A healthy economy recovers relatively quickly from a recession. This time, however, the recovery was slow. We have had a series of policy innovations and interventions intended to bolster the economy’s health. But the patient languished under the doctors’ care and we got the long slump, with employment low and growth slow.

The problem has been a series of policy innovations, which created economic policy uncertainty. Careening from one improvised policy to the next created uncertainty and knocked confidence out of the system. Mainstream macroeconomics today has been able to spot the empirical connection between an anaemic economy and economic policy uncertainty. But it has no solid theoretical explanation. In From Crisis to Confidence I outline a theory of confidence that helps to explain why recovery from the Great Recession has been so slow and painful.

The ideas I discuss in the monograph are rooted in an economic theory that rejects the mechanistic models of recent mainstream macroeconomics in favour of a more human vision of the economy and of economic theory.
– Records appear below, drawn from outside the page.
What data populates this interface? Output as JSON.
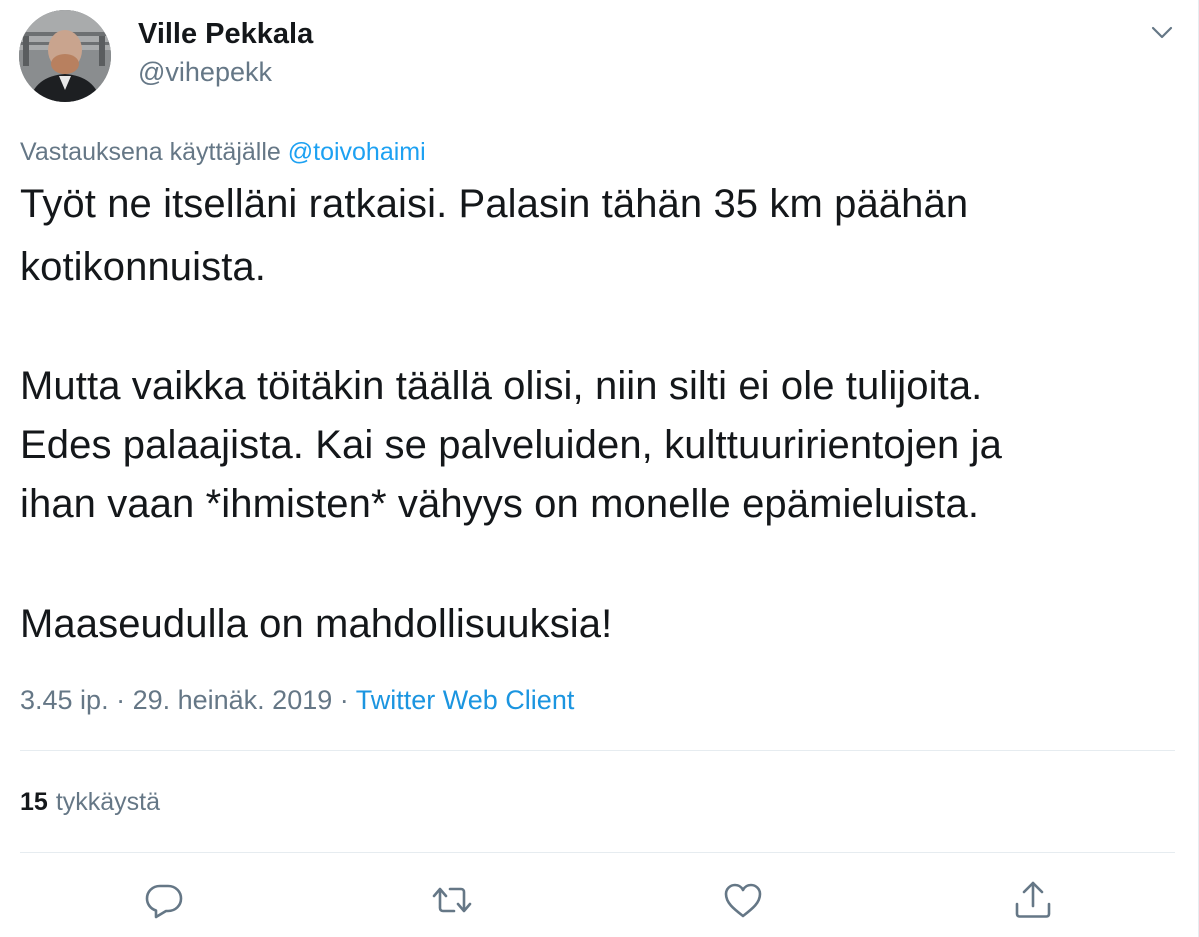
{
  "author": {
    "name": "Ville Pekkala",
    "handle": "@vihepekk"
  },
  "reply": {
    "prefix": "Vastauksena käyttäjälle ",
    "mention": "@toivohaimi"
  },
  "body_lines": [
    "Työt ne itselläni ratkaisi. Palasin tähän 35 km päähän",
    "kotikonnuista.",
    "Mutta vaikka töitäkin täällä olisi, niin silti ei ole tulijoita.",
    "Edes palaajista. Kai se palveluiden, kulttuuririentojen ja",
    "ihan vaan *ihmisten* vähyys on monelle epämieluista.",
    "Maaseudulla on mahdollisuuksia!"
  ],
  "meta": {
    "time": "3.45 ip.",
    "date": "29. heinäk. 2019",
    "separator": " · ",
    "source": "Twitter Web Client"
  },
  "likes": {
    "count": "15",
    "label": "tykkäystä"
  },
  "actions": [
    {
      "icon": "reply-icon"
    },
    {
      "icon": "retweet-icon"
    },
    {
      "icon": "like-icon"
    },
    {
      "icon": "share-icon"
    }
  ],
  "colors": {
    "accent": "#1da1f2",
    "muted": "#657786",
    "text": "#14171a",
    "border": "#e6ecf0"
  }
}
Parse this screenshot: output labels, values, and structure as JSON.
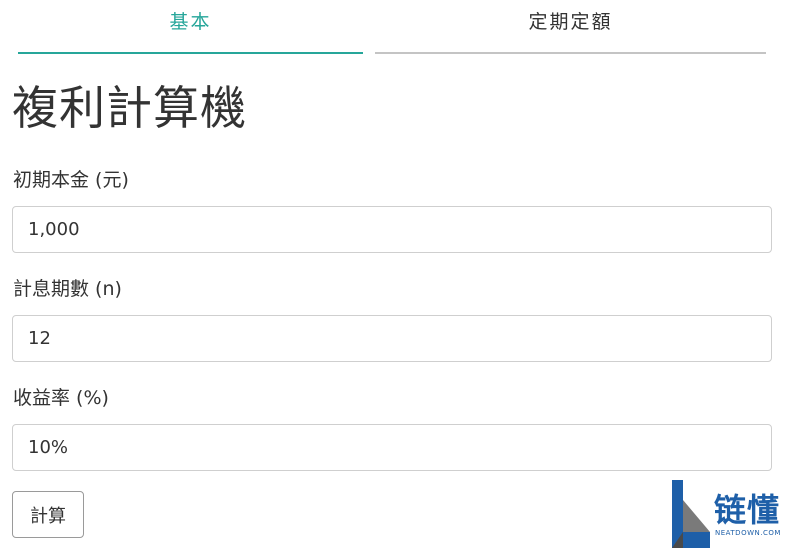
{
  "tabs": [
    {
      "label": "基本",
      "active": true
    },
    {
      "label": "定期定額",
      "active": false
    }
  ],
  "colors": {
    "accent": "#26a69a",
    "tab_underline_inactive": "#c4c4c4",
    "text": "#333333",
    "input_border": "#cfcfcf",
    "watermark_blue": "#1e5fa8"
  },
  "page_title": "複利計算機",
  "form": {
    "principal": {
      "label": "初期本金 (元)",
      "value": "1,000"
    },
    "periods": {
      "label": "計息期數 (n)",
      "value": "12"
    },
    "rate": {
      "label": "收益率 (%)",
      "value": "10%"
    },
    "submit_label": "計算"
  },
  "watermark": {
    "text": "链懂",
    "subtext": "NEATDOWN.COM"
  }
}
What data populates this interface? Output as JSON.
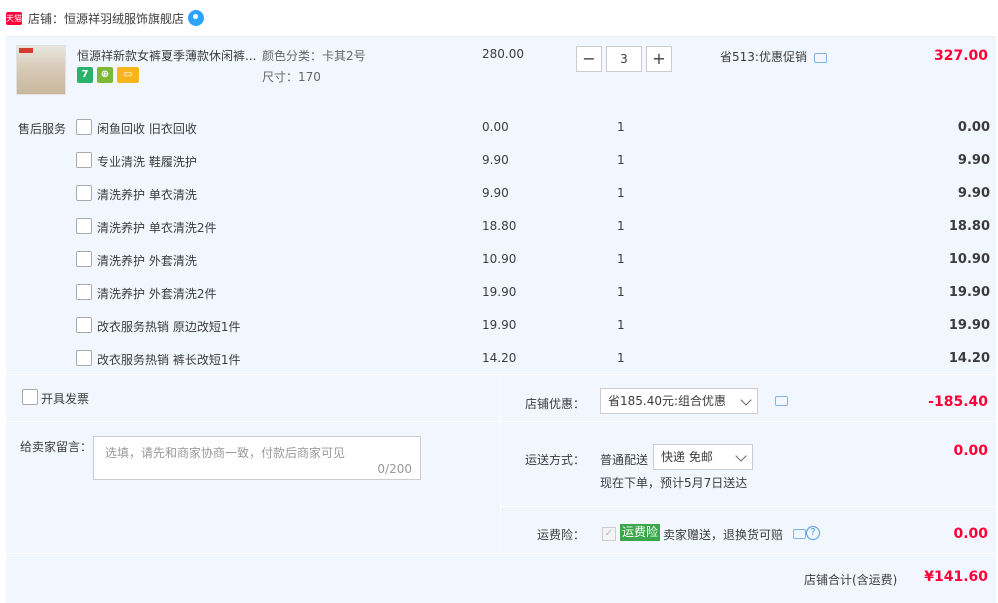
{
  "shop": {
    "logo_text": "天猫",
    "label": "店铺：恒源祥羽绒服饰旗舰店"
  },
  "item": {
    "title": "恒源祥新款女裤夏季薄款休闲裤...",
    "sku_color": "颜色分类：卡其2号",
    "sku_size": "尺寸：170",
    "unit_price": "280.00",
    "quantity": "3",
    "minus": "−",
    "plus": "+",
    "promo": "省513:优惠促销",
    "total": "327.00",
    "badge_7": "7"
  },
  "services": {
    "label": "售后服务",
    "rows": [
      {
        "name": "闲鱼回收 旧衣回收",
        "price": "0.00",
        "qty": "1",
        "total": "0.00"
      },
      {
        "name": "专业清洗 鞋履洗护",
        "price": "9.90",
        "qty": "1",
        "total": "9.90"
      },
      {
        "name": "清洗养护 单衣清洗",
        "price": "9.90",
        "qty": "1",
        "total": "9.90"
      },
      {
        "name": "清洗养护 单衣清洗2件",
        "price": "18.80",
        "qty": "1",
        "total": "18.80"
      },
      {
        "name": "清洗养护 外套清洗",
        "price": "10.90",
        "qty": "1",
        "total": "10.90"
      },
      {
        "name": "清洗养护 外套清洗2件",
        "price": "19.90",
        "qty": "1",
        "total": "19.90"
      },
      {
        "name": "改衣服务热销 原边改短1件",
        "price": "19.90",
        "qty": "1",
        "total": "19.90"
      },
      {
        "name": "改衣服务热销 裤长改短1件",
        "price": "14.20",
        "qty": "1",
        "total": "14.20"
      }
    ]
  },
  "invoice": {
    "label": "开具发票"
  },
  "message": {
    "label": "给卖家留言：",
    "placeholder": "选填，请先和商家协商一致，付款后商家可见",
    "count": "0/200"
  },
  "discount": {
    "label": "店铺优惠：",
    "selected": "省185.40元:组合优惠",
    "amount": "-185.40"
  },
  "shipping": {
    "label": "运送方式：",
    "method": "普通配送",
    "selected": "快递 免邮",
    "eta": "现在下单，预计5月7日送达",
    "amount": "0.00"
  },
  "insurance": {
    "label": "运费险：",
    "tag": "运费险",
    "text": "卖家赠送，退换货可赔",
    "amount": "0.00",
    "check": "✓",
    "help": "?"
  },
  "summary": {
    "label": "店铺合计(含运费)",
    "amount": "¥141.60"
  }
}
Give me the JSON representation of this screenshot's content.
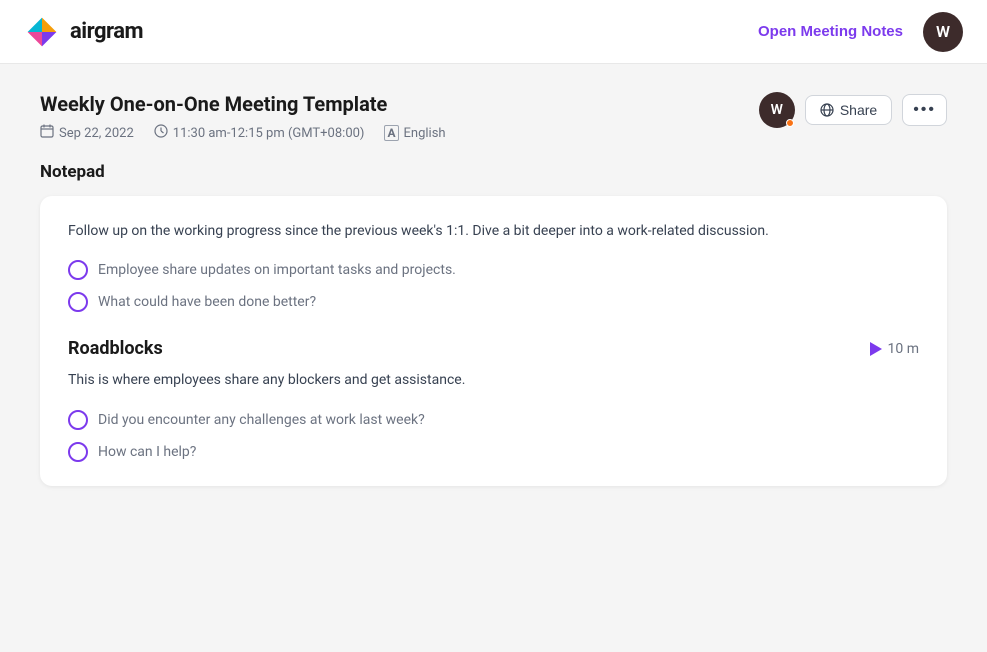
{
  "navbar": {
    "logo_text": "airgram",
    "open_meeting_btn": "Open Meeting Notes",
    "user_initial": "W"
  },
  "meeting": {
    "title": "Weekly One-on-One Meeting Template",
    "date": "Sep 22, 2022",
    "time": "11:30 am-12:15 pm (GMT+08:00)",
    "language": "English",
    "avatar_initial": "W",
    "share_label": "Share"
  },
  "notepad": {
    "section_label": "Notepad",
    "description": "Follow up on the working progress since the previous week's 1:1. Dive a bit deeper into a work-related discussion.",
    "items": [
      "Employee share updates on important tasks and projects.",
      "What could have been done better?"
    ]
  },
  "roadblocks": {
    "title": "Roadblocks",
    "timer_label": "10 m",
    "description": "This is where employees share any blockers and get assistance.",
    "items": [
      "Did you encounter any challenges at work last week?",
      "How can I help?"
    ]
  },
  "icons": {
    "calendar": "📅",
    "clock": "🕐",
    "translate": "A",
    "globe": "🌐",
    "more": "···"
  }
}
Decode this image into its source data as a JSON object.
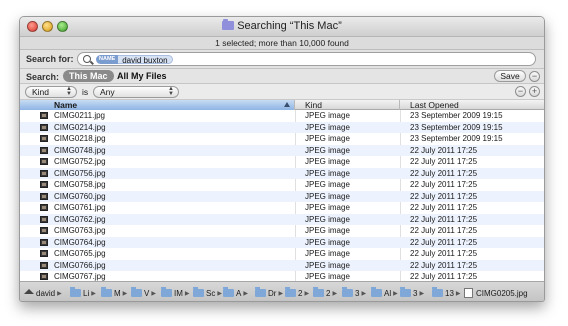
{
  "window": {
    "title": "Searching “This Mac”",
    "status": "1 selected; more than 10,000 found"
  },
  "search": {
    "label": "Search for:",
    "token_name": "NAME",
    "token_value": "david buxton"
  },
  "scope": {
    "label": "Search:",
    "this_mac": "This Mac",
    "all_files": "All My Files",
    "save": "Save",
    "minus": "−"
  },
  "criteria": {
    "attribute": "Kind",
    "operator": "is",
    "value": "Any",
    "minus": "−",
    "plus": "+"
  },
  "table": {
    "headers": {
      "name": "Name",
      "kind": "Kind",
      "last_opened": "Last Opened"
    },
    "rows": [
      {
        "name": "CIMG0211.jpg",
        "kind": "JPEG image",
        "last": "23 September 2009 19:15"
      },
      {
        "name": "CIMG0214.jpg",
        "kind": "JPEG image",
        "last": "23 September 2009 19:15"
      },
      {
        "name": "CIMG0218.jpg",
        "kind": "JPEG image",
        "last": "23 September 2009 19:15"
      },
      {
        "name": "CIMG0748.jpg",
        "kind": "JPEG image",
        "last": "22 July 2011 17:25"
      },
      {
        "name": "CIMG0752.jpg",
        "kind": "JPEG image",
        "last": "22 July 2011 17:25"
      },
      {
        "name": "CIMG0756.jpg",
        "kind": "JPEG image",
        "last": "22 July 2011 17:25"
      },
      {
        "name": "CIMG0758.jpg",
        "kind": "JPEG image",
        "last": "22 July 2011 17:25"
      },
      {
        "name": "CIMG0760.jpg",
        "kind": "JPEG image",
        "last": "22 July 2011 17:25"
      },
      {
        "name": "CIMG0761.jpg",
        "kind": "JPEG image",
        "last": "22 July 2011 17:25"
      },
      {
        "name": "CIMG0762.jpg",
        "kind": "JPEG image",
        "last": "22 July 2011 17:25"
      },
      {
        "name": "CIMG0763.jpg",
        "kind": "JPEG image",
        "last": "22 July 2011 17:25"
      },
      {
        "name": "CIMG0764.jpg",
        "kind": "JPEG image",
        "last": "22 July 2011 17:25"
      },
      {
        "name": "CIMG0765.jpg",
        "kind": "JPEG image",
        "last": "22 July 2011 17:25"
      },
      {
        "name": "CIMG0766.jpg",
        "kind": "JPEG image",
        "last": "22 July 2011 17:25"
      },
      {
        "name": "CIMG0767.jpg",
        "kind": "JPEG image",
        "last": "22 July 2011 17:25"
      }
    ]
  },
  "pathbar": {
    "items": [
      "david",
      "Li",
      "M",
      "V",
      "IM",
      "Sc",
      "A",
      "Dr",
      "2",
      "2",
      "3",
      "Al",
      "3",
      "13",
      "CIMG0205.jpg"
    ]
  },
  "colors": {
    "selected_header": "#8fb4e4",
    "alt_row": "#edf3fe",
    "token": "#7a9ccf"
  }
}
If people and particles are different, we need a theory about people to avoid the tragic policy errors that gave us the Great Recession and the long slump.

Elizabeth Nolan Brown argues that entrepreneurship in America isn’t declining; it’s changing.

Kris James Mitchener and Kirsten Wandschneider explain that during the Great Depression,

[c]apital controls appear not to have been successfully used as tools for rescuing banking systems, stimulating domestic output, or for raising prices. Rather they appear to have been maintained as a means for restricting trade (working alongside or in lieu of restrictions on imports) and repayment of foreign debts.

(HT Tyler Cowen)

Dietz Vollrath offers interesting remarks about the relative decline, from 1550 through 1850, in skilled labor in Great Britain.

David Friedman wonders why legal standards applied to rulers (and to rulers’ armed agents) are in America today worse than they were in some 14th-century sultanates.

Speaking of which, here’s Daniel Bier:

But has policing really become so dangerous that we need to arm peace officers like an invading army? The answer is no. It’s never been safer to be a cop.